Digital health passports such as IATA’s Travel Pass, CommonPass, AOKpass, in use between Abu Dhabi and Pakistan, V-Health Passport and BA’s Verifly app, are currently being trialled by governments and airline bodies around the world in the hope that they will allow ease of movement and security when international travel resumes.
The app-based services enable a person’s test results or vaccination status to be registered and proved at the touch of a button.
As the travel industry explores the benefits of digital health passports, a study commissioned by Amadeus and delivered by Censuswide in late February 2021 found that just over nine in ten (91 per cent) of respondents said they would be comfortable using the technology for future trips.
The survey of 9,055 travellers in France, Spain, Germany, India, UAE, Russia, Singapore, the UK and US provided further encouraging news for the travel industry, with findings showing that just over two in five travellers (41 per cent) said they would book international travel within six weeks of restrictions lifting.
The research is the second in a series of Rethink Travel surveys, where Amadeus measures traveller sentiment and concerns to help the industry rebuild travel in the most effective way.
Christophe Bousquet, CTO of Amadeus, said: “This study highlights once more the key role that technology will play in rebuilding travel. We’ve seen a shift since our last survey, as travelers now place more focus on mobile and touchless technology, crucial areas that will clearly strengthen traveller confidence.
“It’s also very relevant to see that travelers are open to digital health passports and sharing their data as they move through the journey, once the right safeguards are in place. At Amadeus, we’re committed to rebuilding a better industry, together with our customers and partners.”
While the appetite to travel remains high and most of us support the digital health pass revolution, 93 per cent of those surveyed expressed concerns around how their health data for travel would be stored or shared.
Just under three quarters (74 per cent) would be willing to store their travel health data electronically if it enabled them to pass through the airport faster with fewer face-to-face interactions, while over seven in ten (72 per cent) would be willing to store their travel health data electronically if it enabled them to travel to more destinations.
68 per cent of travellers agreed they would be more likely to share their health data if the airlines they most frequently travel with offered a way to store their travel health data.
Although receptiveness to sharing data is high, travellers have three main concerns when it comes to digital health passports: security risks with personal information being hacked (38 per cent), privacy concerns around what health information needs to be shared (35 per cent), and a lack of transparency and control over where the data is shared (30 per cent).
The survey also explored what solutions might alleviate concerns around digital health data and travel in the future.
The results showed that 42 per cent of travellers said a travel app that could be used across the whole journey would greatly improve their overall travel experience and reassure them their information is all in one place, with 41 per cent of travellers agreeing that a travel app would reduce their stress around travel.
62 per cent would be more likely to use an app to store their health data if a travel company partnered with a trusted healthcare company.
When asked which technology would increase confidence to travel in the next 12 months, mobile solutions were highlighted as a popular option, with the top three technologies including mobile applications that provide on-trip notifications and alerts (45 per cent); contactless mobile payments (44 per cent) and mobile boarding passes (43 per cent).
Decius Valmorbida, president of travel for Amadeus, says: “There is no doubt that Covid-19 will continue to shape the way we travel for the months ahead, just as it influences so many other areas of our lives.
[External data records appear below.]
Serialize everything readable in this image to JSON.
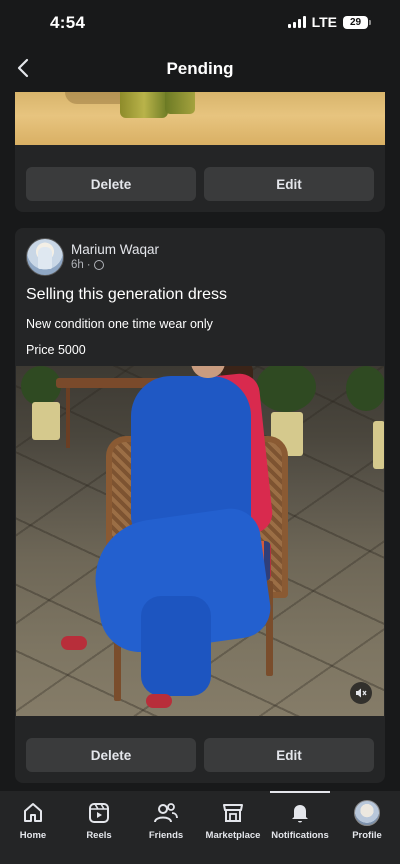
{
  "status_bar": {
    "time": "4:54",
    "network": "LTE",
    "battery": "29"
  },
  "header": {
    "title": "Pending"
  },
  "top_card": {
    "delete_label": "Delete",
    "edit_label": "Edit"
  },
  "post": {
    "author": "Marium Waqar",
    "time_ago": "6h",
    "separator": "·",
    "title": "Selling this generation dress",
    "line1": "New condition one time wear only",
    "line2": "Price 5000",
    "delete_label": "Delete",
    "edit_label": "Edit"
  },
  "bottom_nav": {
    "items": [
      {
        "label": "Home",
        "icon": "home-icon"
      },
      {
        "label": "Reels",
        "icon": "reels-icon"
      },
      {
        "label": "Friends",
        "icon": "friends-icon"
      },
      {
        "label": "Marketplace",
        "icon": "marketplace-icon"
      },
      {
        "label": "Notifications",
        "icon": "bell-icon"
      },
      {
        "label": "Profile",
        "icon": "profile-avatar"
      }
    ],
    "active": "Notifications"
  }
}
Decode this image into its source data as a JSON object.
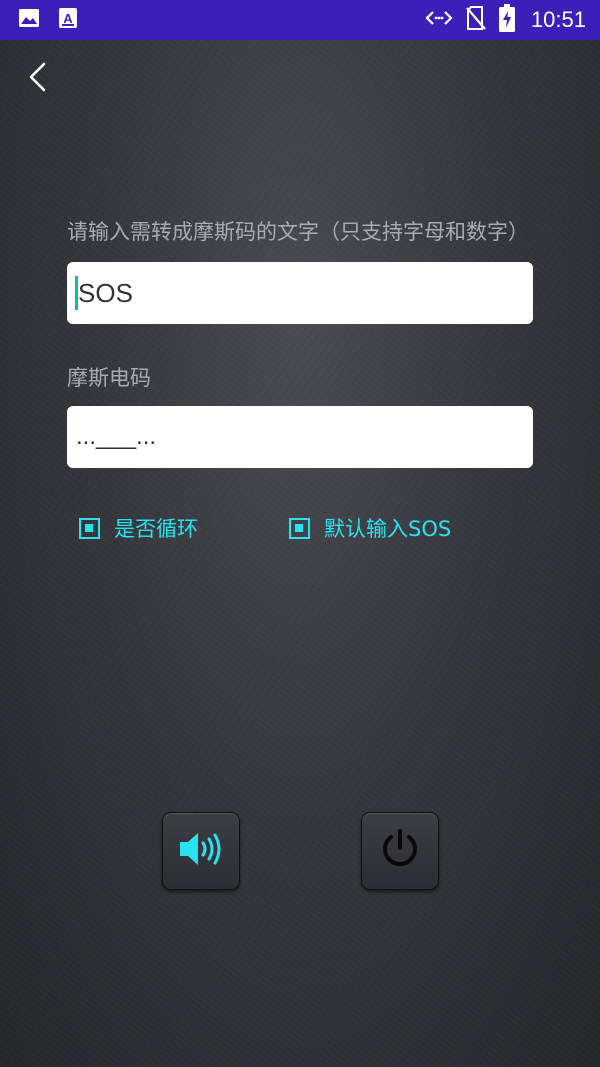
{
  "status_bar": {
    "time": "10:51",
    "icons": [
      "gallery-icon",
      "font-app-icon",
      "data-arrows-icon",
      "no-sim-icon",
      "battery-charging-icon"
    ]
  },
  "nav": {
    "back_icon": "chevron-left-icon"
  },
  "form": {
    "text_label": "请输入需转成摩斯码的文字（只支持字母和数字）",
    "text_value": "SOS",
    "morse_label": "摩斯电码",
    "morse_value": "...___..."
  },
  "options": {
    "loop_label": "是否循环",
    "loop_checked": true,
    "default_sos_label": "默认输入SOS",
    "default_sos_checked": true
  },
  "controls": {
    "sound_icon": "speaker-icon",
    "power_icon": "power-icon"
  },
  "colors": {
    "status_bar": "#3a1fb8",
    "accent": "#27e3f0",
    "label": "#a9abb0",
    "caret": "#19b5a8"
  }
}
Yet while there are still uncertainties, research like this reinforces my optimism that we will build back travel better than before.
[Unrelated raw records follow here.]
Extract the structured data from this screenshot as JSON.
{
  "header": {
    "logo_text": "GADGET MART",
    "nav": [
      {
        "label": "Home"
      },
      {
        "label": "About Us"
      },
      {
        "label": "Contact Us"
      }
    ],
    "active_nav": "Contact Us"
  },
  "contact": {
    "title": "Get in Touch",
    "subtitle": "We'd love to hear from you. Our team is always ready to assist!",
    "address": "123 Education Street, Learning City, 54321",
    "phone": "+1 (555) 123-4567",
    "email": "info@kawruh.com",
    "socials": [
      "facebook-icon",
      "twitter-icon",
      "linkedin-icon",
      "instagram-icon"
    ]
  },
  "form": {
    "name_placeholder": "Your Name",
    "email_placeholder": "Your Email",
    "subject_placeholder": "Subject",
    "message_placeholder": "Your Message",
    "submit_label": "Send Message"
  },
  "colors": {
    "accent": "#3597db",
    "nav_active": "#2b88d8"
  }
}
“Collaboration across governments and our industry is the key to restarting travel, as we deliver on traveler expectations outlined in this Rebuild Travel digital health survey, deploying the right technology to enable a truly connected and contactless journey.”